● **WHAT YOU NEED TO DO**
Show all lines from the listing below that contain "icon".
━━━━━━━━━━━━━━━━━━━━━━━━━━━━━━
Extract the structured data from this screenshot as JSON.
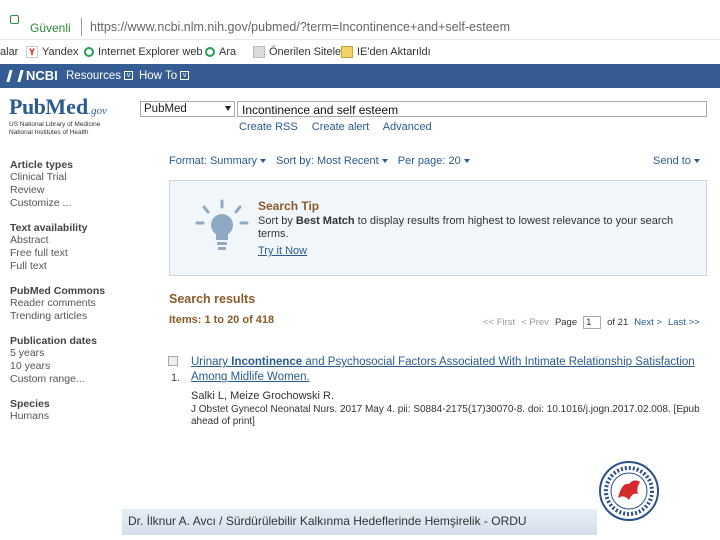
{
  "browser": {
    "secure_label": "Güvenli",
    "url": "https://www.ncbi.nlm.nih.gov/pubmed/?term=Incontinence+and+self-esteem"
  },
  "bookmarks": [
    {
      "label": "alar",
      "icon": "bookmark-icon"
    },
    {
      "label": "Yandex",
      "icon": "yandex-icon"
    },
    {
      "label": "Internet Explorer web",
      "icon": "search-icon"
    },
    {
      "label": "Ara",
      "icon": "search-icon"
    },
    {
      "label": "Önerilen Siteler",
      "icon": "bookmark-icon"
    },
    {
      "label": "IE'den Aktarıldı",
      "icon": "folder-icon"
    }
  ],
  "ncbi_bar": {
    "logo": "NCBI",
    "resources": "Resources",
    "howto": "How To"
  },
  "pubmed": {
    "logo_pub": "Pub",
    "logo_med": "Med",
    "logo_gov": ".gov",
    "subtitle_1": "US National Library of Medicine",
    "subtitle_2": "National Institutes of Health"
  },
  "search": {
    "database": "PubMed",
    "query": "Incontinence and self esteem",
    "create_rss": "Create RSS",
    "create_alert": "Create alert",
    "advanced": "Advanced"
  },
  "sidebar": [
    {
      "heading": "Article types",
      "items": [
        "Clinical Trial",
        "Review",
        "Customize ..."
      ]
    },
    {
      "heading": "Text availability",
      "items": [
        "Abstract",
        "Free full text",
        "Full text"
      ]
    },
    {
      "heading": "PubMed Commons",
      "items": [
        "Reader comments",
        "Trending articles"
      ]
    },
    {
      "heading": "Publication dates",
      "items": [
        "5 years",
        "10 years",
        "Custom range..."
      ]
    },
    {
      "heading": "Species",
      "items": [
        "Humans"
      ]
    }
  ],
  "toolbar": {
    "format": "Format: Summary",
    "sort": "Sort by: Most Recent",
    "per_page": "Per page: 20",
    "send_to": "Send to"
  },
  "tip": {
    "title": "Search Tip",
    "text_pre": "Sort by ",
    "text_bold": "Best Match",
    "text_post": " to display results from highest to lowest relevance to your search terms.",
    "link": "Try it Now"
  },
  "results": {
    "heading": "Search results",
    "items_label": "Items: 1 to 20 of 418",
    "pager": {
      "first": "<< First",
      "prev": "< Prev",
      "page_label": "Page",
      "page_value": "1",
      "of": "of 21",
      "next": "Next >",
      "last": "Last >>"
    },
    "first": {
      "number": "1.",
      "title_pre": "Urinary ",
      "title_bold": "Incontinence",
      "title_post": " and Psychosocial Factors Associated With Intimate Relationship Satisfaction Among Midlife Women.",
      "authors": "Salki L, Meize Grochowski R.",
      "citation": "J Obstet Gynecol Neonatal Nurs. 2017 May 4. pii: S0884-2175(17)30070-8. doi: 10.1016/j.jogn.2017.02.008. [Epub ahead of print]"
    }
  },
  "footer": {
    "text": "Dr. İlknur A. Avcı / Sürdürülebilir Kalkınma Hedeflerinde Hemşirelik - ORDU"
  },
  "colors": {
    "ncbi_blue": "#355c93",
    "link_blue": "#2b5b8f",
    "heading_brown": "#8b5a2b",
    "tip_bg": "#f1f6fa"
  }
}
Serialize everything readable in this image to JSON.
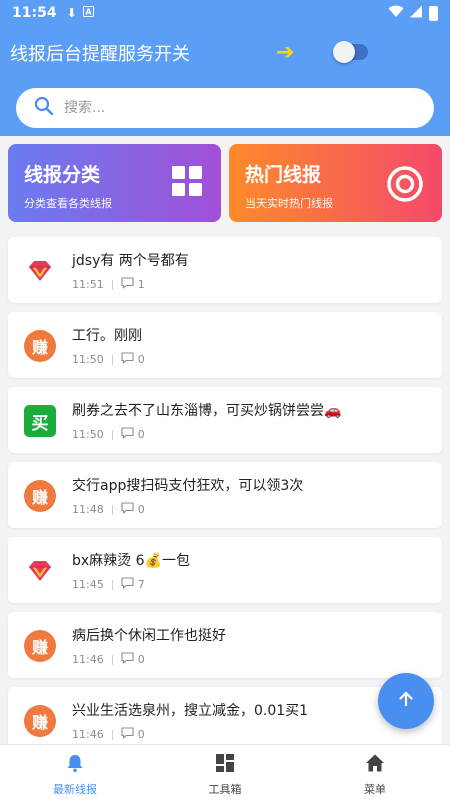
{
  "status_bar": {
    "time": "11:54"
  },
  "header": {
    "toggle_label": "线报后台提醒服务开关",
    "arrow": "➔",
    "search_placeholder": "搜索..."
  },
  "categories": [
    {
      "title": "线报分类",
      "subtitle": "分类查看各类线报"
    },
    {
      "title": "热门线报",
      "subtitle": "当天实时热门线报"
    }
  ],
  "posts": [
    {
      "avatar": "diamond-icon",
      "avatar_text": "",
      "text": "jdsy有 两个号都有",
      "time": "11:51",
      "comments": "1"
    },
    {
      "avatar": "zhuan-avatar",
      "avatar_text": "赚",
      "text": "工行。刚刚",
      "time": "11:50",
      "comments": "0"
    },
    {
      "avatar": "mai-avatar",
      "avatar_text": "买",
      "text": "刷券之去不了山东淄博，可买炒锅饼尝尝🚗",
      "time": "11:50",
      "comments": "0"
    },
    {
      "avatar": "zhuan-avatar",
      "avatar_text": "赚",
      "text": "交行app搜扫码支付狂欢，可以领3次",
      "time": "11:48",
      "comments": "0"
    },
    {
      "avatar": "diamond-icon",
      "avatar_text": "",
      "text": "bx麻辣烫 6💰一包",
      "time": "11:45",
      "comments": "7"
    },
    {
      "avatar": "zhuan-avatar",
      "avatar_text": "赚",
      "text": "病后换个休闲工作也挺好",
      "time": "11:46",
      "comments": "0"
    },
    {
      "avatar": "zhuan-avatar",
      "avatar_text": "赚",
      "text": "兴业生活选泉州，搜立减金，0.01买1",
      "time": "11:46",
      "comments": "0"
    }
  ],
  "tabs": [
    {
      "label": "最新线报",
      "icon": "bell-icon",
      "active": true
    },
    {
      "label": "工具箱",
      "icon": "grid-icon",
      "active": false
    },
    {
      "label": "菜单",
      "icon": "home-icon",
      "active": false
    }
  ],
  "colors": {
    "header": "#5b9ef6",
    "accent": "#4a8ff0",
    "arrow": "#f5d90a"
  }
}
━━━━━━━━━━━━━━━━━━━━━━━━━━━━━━
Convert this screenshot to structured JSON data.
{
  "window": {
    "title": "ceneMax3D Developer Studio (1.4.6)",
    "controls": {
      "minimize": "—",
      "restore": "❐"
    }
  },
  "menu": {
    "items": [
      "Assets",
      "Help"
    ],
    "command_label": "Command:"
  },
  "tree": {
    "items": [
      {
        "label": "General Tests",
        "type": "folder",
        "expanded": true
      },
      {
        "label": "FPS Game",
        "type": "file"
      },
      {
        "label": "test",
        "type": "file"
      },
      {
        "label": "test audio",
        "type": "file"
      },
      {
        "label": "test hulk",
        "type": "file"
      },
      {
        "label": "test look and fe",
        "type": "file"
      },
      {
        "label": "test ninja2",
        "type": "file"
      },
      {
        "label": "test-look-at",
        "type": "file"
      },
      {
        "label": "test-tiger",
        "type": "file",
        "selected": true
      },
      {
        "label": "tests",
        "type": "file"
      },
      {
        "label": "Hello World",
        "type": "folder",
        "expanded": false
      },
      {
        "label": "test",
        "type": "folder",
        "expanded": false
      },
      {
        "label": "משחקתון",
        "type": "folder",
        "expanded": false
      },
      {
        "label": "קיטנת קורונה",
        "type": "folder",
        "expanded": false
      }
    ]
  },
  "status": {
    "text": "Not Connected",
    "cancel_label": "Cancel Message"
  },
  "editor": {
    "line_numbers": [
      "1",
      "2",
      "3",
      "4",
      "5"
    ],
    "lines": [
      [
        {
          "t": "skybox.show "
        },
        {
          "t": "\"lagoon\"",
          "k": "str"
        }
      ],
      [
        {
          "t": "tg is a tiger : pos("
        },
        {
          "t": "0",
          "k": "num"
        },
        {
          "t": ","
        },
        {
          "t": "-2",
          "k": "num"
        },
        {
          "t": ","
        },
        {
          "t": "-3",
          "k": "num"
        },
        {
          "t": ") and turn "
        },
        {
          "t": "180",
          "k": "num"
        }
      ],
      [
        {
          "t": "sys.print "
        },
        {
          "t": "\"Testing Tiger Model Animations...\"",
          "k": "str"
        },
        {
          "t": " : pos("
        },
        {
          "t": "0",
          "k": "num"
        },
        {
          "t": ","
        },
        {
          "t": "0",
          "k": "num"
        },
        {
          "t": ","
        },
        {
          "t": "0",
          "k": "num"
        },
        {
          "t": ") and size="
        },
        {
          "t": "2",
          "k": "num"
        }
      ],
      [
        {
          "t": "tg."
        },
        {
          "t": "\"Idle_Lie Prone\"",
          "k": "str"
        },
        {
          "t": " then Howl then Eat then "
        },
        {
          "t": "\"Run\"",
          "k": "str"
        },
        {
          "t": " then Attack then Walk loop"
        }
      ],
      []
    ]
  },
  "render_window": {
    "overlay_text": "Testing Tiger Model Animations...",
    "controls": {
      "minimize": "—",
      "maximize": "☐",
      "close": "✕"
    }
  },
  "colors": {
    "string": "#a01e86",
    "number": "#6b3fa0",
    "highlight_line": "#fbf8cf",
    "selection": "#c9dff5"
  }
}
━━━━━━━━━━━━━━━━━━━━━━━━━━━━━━
● **SOLVED EXERCISE**
      "icon": "bookmark-icon"
      "icon": "yandex-icon"
      "icon": "search-icon"
      "icon": "search-icon"
      "icon": "bookmark-icon"
      "icon": "folder-icon"
      "avatar": "diamond-icon",
      "avatar": "diamond-icon",
      "icon": "bell-icon",
      "icon": "grid-icon",
      "icon": "home-icon",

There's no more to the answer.